NOTE:  I am not a doctor or mental health professional. I speak only from personal experiences with and observations of mental and behavioral health challenges.  In no way is this website intended to substitute for professional mental or behavioral health care.

If you are struggling emotionally today or feeling suicidal, or concerned about someone who is, in the U.S. call the National Suicide Prevention Lifeline 1-800-273-TALK (8255), or for a list of international suicide hotlines, go here.

If you are suicidal with a plan, immediately call 911 in the U.S.  (for international emergency numbers, go here ), or go to your nearest emergency room. Do not be alone. Hope and help are yours.






Treasure Hunt! Find Value in Who You Are

Compassionate Love: Displaying compassion for those who struggle with mental illness   (c) 2018 Nancy Virden, Always The Fight Ministries

For most of life I allowed others to decide my worth. Attempts at self-esteem and confidence easily crumbled at another’s disapproval. A war of hateful and critical words took over my thoughts regularly. My hope for happiness and peace rested in the occasional genuine affirmation.

That sounds grim, does it not? Pathetic. Yet so many people live in that water world, doggy-paddling their way through wave after wave of self-loathing.  Many of those same people desperately cling to the approval of others as a lifeline.

Needing to please others is a trap. So are isolation and negative self-talk. Truth is, by noting each day a positive attribute of one’s own, we build roadways to total freedom.

It took therapy for a few years to conclude my value is inherent. So is yours. Go on a treasure hunt and discover your worth.

(1) What do you enjoy doing? If you think to yourself, “I’m boring,”  are you with friends who appreciate what you like? If not, maybe you will benefit from finding others with your interests.

(2) What are your characteristics? Did you know that each perceived “flaw” has a positive opposite that you can nurture?

  • If you repeat yourself so much that others express annoyance, find a place where talking is valued. Perhaps in long-term health facilities like nursing homes or sitting with hospitalized children,  multiple short visits may be appreciated.
  • Are you stubborn? Dig in to a worthwhile cause and use your energies for good.
  • Do you withdraw from crowds? See that as a strength and use your preference for small groups and one-on-one to become a mentor or to work in any so-necessary behind-the-scenes jobs.

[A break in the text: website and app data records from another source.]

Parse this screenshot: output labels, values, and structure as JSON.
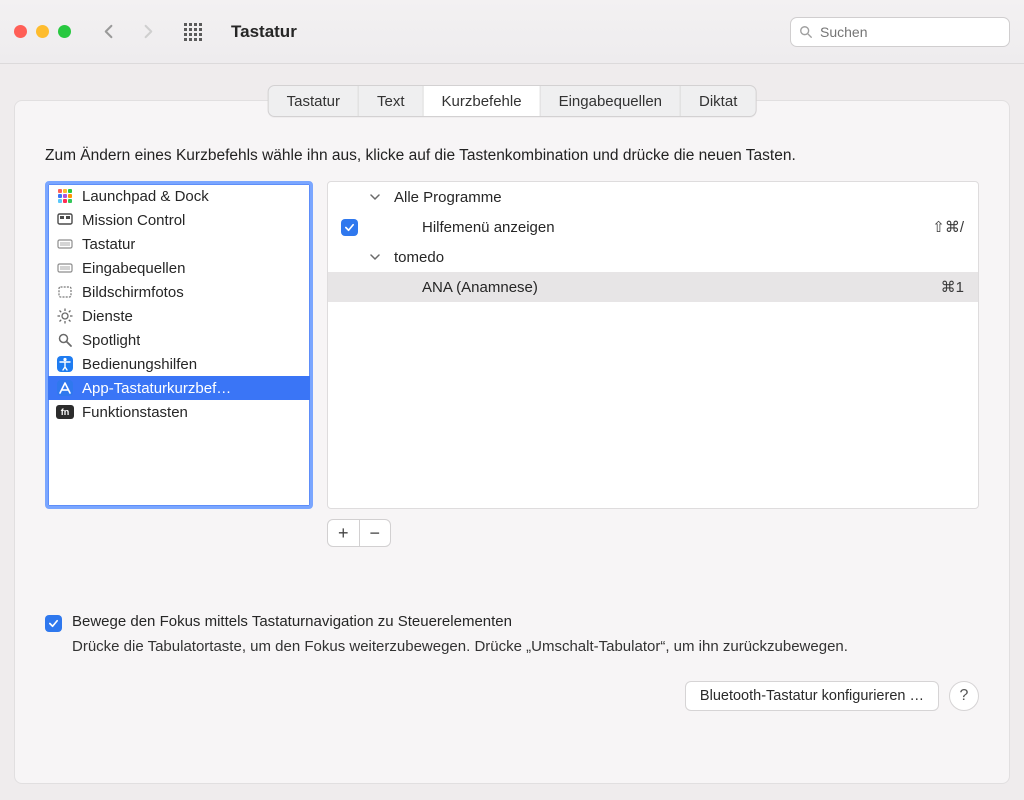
{
  "window": {
    "title": "Tastatur"
  },
  "search": {
    "placeholder": "Suchen"
  },
  "tabs": [
    {
      "label": "Tastatur",
      "active": false
    },
    {
      "label": "Text",
      "active": false
    },
    {
      "label": "Kurzbefehle",
      "active": true
    },
    {
      "label": "Eingabequellen",
      "active": false
    },
    {
      "label": "Diktat",
      "active": false
    }
  ],
  "instruction": "Zum Ändern eines Kurzbefehls wähle ihn aus, klicke auf die Tastenkombination und drücke die neuen Tasten.",
  "sidebar": {
    "items": [
      {
        "label": "Launchpad & Dock",
        "icon": "launchpad"
      },
      {
        "label": "Mission Control",
        "icon": "mission-control"
      },
      {
        "label": "Tastatur",
        "icon": "keyboard"
      },
      {
        "label": "Eingabequellen",
        "icon": "keyboard"
      },
      {
        "label": "Bildschirmfotos",
        "icon": "screenshot"
      },
      {
        "label": "Dienste",
        "icon": "gear"
      },
      {
        "label": "Spotlight",
        "icon": "magnifier"
      },
      {
        "label": "Bedienungshilfen",
        "icon": "accessibility"
      },
      {
        "label": "App-Tastaturkurzbef…",
        "icon": "app",
        "selected": true
      },
      {
        "label": "Funktionstasten",
        "icon": "fn"
      }
    ]
  },
  "shortcuts": {
    "groups": [
      {
        "name": "Alle Programme",
        "expanded": true,
        "items": [
          {
            "label": "Hilfemenü anzeigen",
            "enabled": true,
            "shortcut": "⇧⌘/"
          }
        ]
      },
      {
        "name": "tomedo",
        "expanded": true,
        "items": [
          {
            "label": "ANA (Anamnese)",
            "enabled": false,
            "shortcut": "⌘1",
            "selected": true
          }
        ]
      }
    ]
  },
  "add_label": "+",
  "remove_label": "−",
  "keyboard_nav": {
    "checkbox_label": "Bewege den Fokus mittels Tastaturnavigation zu Steuerelementen",
    "description": "Drücke die Tabulatortaste, um den Fokus weiterzubewegen. Drücke „Umschalt-Tabulator“, um ihn zurückzubewegen."
  },
  "bluetooth_button": "Bluetooth-Tastatur konfigurieren …",
  "help_label": "?"
}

(3) Pour into your belief system the truth about your value. Does someone disparage you, play games with your mind, treat you like mud? Write down and keep affirmations with you, talk to supports, read positive books, ask God to show you, refuse to fall for the lies. If you cannot leave  such a person, dismiss them as a ranting ignorant. Combat such foolishness with a list of your strengths.

(4) Live what you love. My sense of value took a strong turn toward healthy when I began again to use my gifts and talents. Art, teaching, research, writing… these are a few my joys.

This treasure hunt will take various turns and lead you a long way. The X on the spot is not a one-sure-thing that makes you valuable. No, you ARE valuable. This search is to open your heart to that truth.

Psalm 25:5 

Lead me in your truth and teach me, for you are the God of my salvation; for you I wait all the day long.


NOTE:  I am not a doctor or mental health professional. I speak only from personal experiences with and observations of mental illness, abuse, and addiction. In no way is this website intended to substitute for professional mental or behavioral health care.

If you are struggling emotionally today or feeling suicidal, or concerned about someone who is, please call the National Suicide Prevention Lifeline 1-800-273-TALK (8255). Hope and help are yours.